◆ HOW TO COMPLETE THIS TASK ◆
In the records below, find every line that contains "hierarchy" and list it.

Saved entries
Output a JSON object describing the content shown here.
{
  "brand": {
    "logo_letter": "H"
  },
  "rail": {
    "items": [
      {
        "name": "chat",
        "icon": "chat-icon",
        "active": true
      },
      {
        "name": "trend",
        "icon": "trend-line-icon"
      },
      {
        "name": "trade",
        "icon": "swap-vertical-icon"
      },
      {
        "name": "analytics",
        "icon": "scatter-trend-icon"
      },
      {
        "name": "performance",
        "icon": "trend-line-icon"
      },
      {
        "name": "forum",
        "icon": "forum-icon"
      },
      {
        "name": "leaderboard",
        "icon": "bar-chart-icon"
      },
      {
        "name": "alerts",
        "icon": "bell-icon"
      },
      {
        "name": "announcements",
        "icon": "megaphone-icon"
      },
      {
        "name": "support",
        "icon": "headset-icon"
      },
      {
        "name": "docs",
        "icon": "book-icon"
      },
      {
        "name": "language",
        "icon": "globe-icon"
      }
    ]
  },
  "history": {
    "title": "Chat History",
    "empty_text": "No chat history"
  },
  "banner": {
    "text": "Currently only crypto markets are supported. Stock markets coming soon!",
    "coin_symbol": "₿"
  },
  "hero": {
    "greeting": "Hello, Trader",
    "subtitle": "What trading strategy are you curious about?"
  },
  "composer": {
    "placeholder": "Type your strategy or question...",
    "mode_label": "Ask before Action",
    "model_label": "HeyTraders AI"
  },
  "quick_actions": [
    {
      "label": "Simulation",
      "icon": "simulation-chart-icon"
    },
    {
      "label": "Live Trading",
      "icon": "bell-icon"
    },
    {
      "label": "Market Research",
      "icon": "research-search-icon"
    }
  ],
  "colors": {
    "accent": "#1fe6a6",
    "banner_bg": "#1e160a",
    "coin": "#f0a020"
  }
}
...
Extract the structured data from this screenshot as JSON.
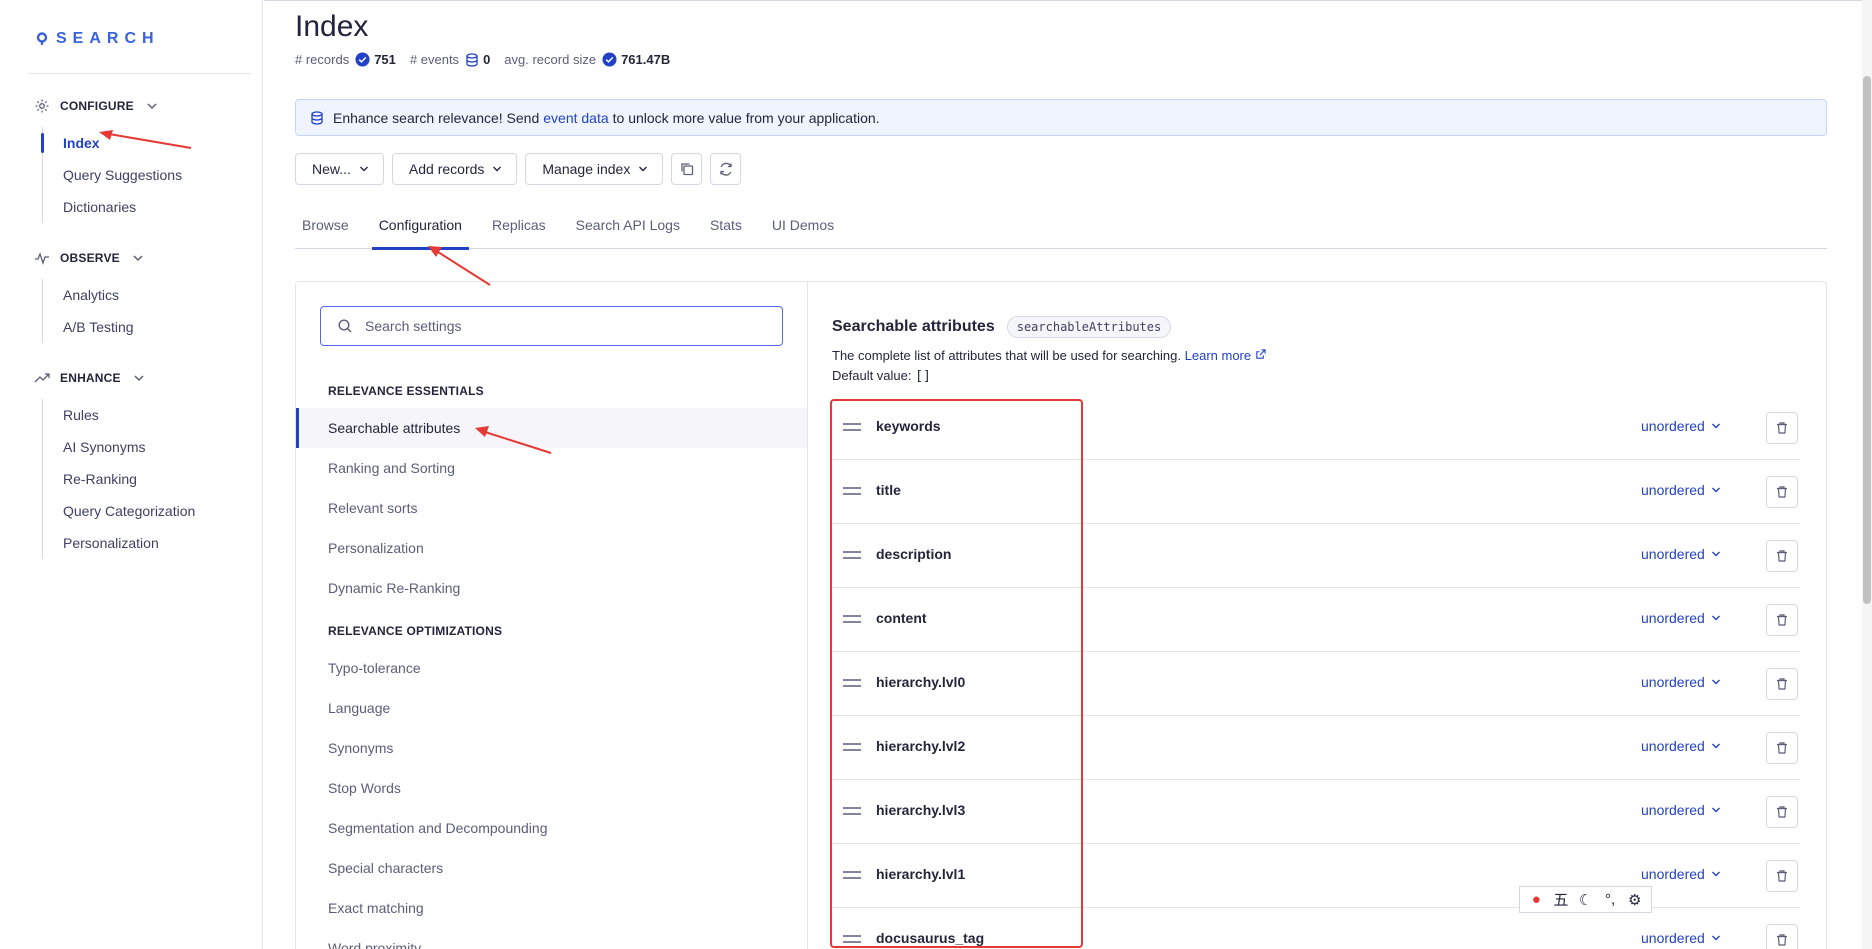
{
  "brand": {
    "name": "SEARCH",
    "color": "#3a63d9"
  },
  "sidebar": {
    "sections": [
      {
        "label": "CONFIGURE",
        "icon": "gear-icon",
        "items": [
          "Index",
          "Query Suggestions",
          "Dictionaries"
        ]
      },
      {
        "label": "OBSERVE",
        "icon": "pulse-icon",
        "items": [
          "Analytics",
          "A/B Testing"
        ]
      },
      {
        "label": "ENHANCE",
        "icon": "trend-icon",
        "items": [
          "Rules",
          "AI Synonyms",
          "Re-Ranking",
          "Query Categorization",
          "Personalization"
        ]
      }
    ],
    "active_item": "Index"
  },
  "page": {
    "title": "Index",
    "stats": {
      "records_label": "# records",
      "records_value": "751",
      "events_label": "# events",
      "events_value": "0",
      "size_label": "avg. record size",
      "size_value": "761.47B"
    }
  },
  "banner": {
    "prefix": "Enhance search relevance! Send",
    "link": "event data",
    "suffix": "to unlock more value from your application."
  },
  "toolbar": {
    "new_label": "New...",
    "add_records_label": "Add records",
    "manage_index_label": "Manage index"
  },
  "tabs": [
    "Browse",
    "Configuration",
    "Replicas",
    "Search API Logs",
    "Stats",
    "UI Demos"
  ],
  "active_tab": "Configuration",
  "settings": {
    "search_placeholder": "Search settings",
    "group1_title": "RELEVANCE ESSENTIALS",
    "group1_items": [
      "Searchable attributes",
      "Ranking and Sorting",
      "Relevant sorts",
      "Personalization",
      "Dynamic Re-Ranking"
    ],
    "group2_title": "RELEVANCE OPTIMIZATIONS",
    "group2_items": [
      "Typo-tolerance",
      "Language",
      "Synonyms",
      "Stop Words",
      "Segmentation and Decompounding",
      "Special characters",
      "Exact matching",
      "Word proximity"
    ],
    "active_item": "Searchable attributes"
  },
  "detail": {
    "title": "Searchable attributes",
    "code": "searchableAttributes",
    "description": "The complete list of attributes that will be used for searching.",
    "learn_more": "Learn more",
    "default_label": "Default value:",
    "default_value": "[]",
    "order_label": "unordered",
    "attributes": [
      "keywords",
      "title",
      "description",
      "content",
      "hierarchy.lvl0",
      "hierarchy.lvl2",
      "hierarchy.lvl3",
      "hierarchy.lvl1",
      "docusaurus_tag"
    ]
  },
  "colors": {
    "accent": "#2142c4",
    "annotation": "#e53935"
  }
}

◆ EXERCISE ANSWER ◆
      "hierarchy.lvl0",
      "hierarchy.lvl2",
      "hierarchy.lvl3",
      "hierarchy.lvl1",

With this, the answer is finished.